UN General Assembly Hall during the closing meeting of the 10th NPT Review Conference on August 26, 2022.
Over the last four weeks, 191 countries met at the United Nations in New York for the Nuclear Non-Proliferation Treaty (NPT) Review Conference. The month-long meeting ended without an outcome document, as consensus couldn’t be reached, primarily on issues related to nuclear disarmament.* The Nuclear Age Peace Foundation (NAPF) participated in this important conference, delivering a statement that highlighted the urgency of nuclear disarmament in the current moment and organizing and participating in several side events focused on related issues. Given the failure of the NPT Review Conference to deliver meaningfully on nuclear disarmament, NAPF calls upon all NPT states to join the Treaty on the Prohibition of Nuclear Weapons or TPNW. This treaty came into force in January of 2021 and has been ratified by 66 countries and counting. All other NPT states parties should join their ranks.

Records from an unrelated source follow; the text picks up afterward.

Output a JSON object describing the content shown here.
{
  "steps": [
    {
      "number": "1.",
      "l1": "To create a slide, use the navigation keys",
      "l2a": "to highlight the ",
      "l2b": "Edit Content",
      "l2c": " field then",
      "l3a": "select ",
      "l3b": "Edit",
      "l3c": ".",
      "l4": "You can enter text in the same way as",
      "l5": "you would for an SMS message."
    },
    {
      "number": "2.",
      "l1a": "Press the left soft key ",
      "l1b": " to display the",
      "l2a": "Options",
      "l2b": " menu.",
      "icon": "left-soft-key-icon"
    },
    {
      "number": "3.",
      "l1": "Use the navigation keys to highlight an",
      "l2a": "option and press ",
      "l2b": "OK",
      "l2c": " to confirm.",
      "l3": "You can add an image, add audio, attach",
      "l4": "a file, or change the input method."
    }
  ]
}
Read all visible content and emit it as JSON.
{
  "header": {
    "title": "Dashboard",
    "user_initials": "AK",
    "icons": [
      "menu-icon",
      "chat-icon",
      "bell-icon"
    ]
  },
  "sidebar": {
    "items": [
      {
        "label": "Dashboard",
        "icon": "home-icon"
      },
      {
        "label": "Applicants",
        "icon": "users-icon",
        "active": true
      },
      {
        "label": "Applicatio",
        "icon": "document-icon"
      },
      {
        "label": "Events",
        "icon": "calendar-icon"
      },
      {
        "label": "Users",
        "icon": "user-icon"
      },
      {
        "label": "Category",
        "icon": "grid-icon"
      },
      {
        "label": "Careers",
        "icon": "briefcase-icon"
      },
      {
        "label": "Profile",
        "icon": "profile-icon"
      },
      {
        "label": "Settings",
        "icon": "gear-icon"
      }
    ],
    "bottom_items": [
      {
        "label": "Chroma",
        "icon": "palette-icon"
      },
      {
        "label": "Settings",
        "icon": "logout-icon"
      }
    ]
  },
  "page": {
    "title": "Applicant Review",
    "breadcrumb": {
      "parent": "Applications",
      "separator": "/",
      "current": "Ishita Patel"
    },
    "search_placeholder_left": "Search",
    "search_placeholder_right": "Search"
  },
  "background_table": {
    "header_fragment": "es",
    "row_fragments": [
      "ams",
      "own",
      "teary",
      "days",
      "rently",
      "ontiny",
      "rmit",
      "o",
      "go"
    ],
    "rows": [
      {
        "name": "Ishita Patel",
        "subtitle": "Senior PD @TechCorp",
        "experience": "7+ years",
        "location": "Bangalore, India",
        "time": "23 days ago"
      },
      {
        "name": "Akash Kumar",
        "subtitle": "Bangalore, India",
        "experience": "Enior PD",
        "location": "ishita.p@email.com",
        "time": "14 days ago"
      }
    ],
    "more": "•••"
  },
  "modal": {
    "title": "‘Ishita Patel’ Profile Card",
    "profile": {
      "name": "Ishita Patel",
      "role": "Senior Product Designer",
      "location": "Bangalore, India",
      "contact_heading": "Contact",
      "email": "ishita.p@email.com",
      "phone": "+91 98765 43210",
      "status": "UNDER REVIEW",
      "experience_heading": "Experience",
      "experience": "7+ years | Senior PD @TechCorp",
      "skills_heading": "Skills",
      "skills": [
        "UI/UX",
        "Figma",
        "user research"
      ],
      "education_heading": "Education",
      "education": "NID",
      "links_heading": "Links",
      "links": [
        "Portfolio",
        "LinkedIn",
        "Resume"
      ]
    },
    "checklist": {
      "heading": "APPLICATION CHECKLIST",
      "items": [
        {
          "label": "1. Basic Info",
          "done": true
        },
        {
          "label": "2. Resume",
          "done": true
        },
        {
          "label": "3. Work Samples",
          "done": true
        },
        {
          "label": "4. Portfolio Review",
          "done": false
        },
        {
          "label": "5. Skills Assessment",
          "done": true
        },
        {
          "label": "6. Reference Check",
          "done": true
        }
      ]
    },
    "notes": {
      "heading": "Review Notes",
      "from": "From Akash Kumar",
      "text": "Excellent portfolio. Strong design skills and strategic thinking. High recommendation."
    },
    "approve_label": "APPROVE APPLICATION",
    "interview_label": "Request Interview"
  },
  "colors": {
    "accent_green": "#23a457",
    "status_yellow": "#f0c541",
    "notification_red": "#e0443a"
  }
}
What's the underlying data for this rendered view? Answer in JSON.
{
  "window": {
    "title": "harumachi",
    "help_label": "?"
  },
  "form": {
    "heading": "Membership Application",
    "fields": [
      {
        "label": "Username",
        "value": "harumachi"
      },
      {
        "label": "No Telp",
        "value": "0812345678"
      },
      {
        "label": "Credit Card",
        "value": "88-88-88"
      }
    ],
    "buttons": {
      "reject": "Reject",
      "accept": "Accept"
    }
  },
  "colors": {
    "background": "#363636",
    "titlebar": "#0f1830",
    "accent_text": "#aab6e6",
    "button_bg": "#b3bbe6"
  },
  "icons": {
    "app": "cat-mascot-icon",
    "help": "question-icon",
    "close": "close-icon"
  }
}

This August marked the 77th anniversary of the unconscionable atomic bombings on Hiroshima and Nagasaki, which as Einstein put it, “changed everything save our modes of thinking and we thus drift toward unparalleled catastrophe.” In the intervening decades, more countries joined the nuclear weapons club, with the United States and the Soviet Union proliferating in the extreme, reaching – near the end of the Cold War – arsenals of tens of thousands of nuclear weapons each. Over that time, we experienced numerous close calls, including the most famous one – the Cuban Missile Crisis – and many experts agree that good luck played a big role in averting a nuclear apocalypse. “But luck is not a strategy,” the United Nations Secretary General Antonio Guterres warned at the opening session of this review conference. Given that a nuclear weapon state (Russia) has brutally attacked and invaded a non-nuclear weapon state (Ukraine), that the war has implicated other nuclear weapon states as well, and that there are additional rising geopolitical tensions, we need a far better strategy. In fact, the only reasonable answer to the present state of affairs is nuclear disarmament.
In 1970, the NPT came into force, setting up a two-tier system of five countries – that had nuclear weapons by that point and were allowed to keep them – and the rest of the world. However, this arrangement was meant to be a temporary one and the five nuclear weapons states (China, France, Soviet Union – now Russia, United Kingdom, and United States) were – and remain – obligated to pursue nuclear disarmament, according to an article of the treaty, Article VI. Fifty-two years later, the nuclear weapon states have not only not fulfilled their NPT obligations, but they are doing precisely the opposite of pursuing disarmament. No wonder an agreement couldn’t be reached at the NPT conference.
But there is good news on the horizon. In 2017, 122 countries negotiated the TPNW and the treaty went into force in January of 2021. What these states essentially said is that nuclear weapons have no place in this world and must be eliminated. This view has been shaped by deep knowledge and understanding of humanitarian harm of nuclear weapons from their use in Hiroshima and Nagasaki, to their testing around the world, from places like the Marshall Islands, Kiribati, and French Polynesia in the Pacific, to the deserts of the American southwest, Algeria, Australia, western China, and Kazakhstan. Moreover, the past use and testing – whose devastating consequences persist to today – is just a sliver of the harm that would be unleashed upon humanity should nuclear weapons be used in the future.
First, the weapons in today’s nuclear arsenals are much more powerful than the Hiroshima and Nagasaki bombs and there are 13,000 of them rather than just a few. Second, at present, the nuclear weapon states have delivery systems that can deliver up to ten warheads to different locations – locations that are either far or close to one another. Finally, unlike with what happened in Japan, where there was no possible nuclear retaliation, there would almost certainly be a response to a nuclear attack anywhere in the world. And unlike with nuclear tests, where efforts were made not to cause widespread fires, nuclear weapon attacks on cities would cause such widespread fires so as to shut off food production and agriculture, leading to widespread famine and the death of billions of people.
This is the second review conference in a row, following the 9th NPT Review Conference in 2015, that has failed to reach consensus. The urgency for disarmament couldn’t be higher and our commitment to it must be reinvigorated rather than allowed to falter. There is a way forward with the TPNW and we look forward to doing our part to strengthen and implement this treaty in full.
* Technically, Russia blocked the outcome document over what their delegate referred to as “politicized” paragraphs regarding the Zaporizhzhia power plant. Subsequent statements from individual countries such as Costa Rica and South Africa, to joint statements by TPNW states, New Agenda Coalition, and the Non-Aligned Movement, reflected deep concern about the lack of progress and ambition on nuclear disarmament and the fulfillment of NPT’s Article VI obligations. I was particularly inspired by the South African statement, which quoted Nelson Mandela as saying, “Why do they need them, anyway?”
For all NPT statements, go to Reaching Critical Will, NPT 2022 Statements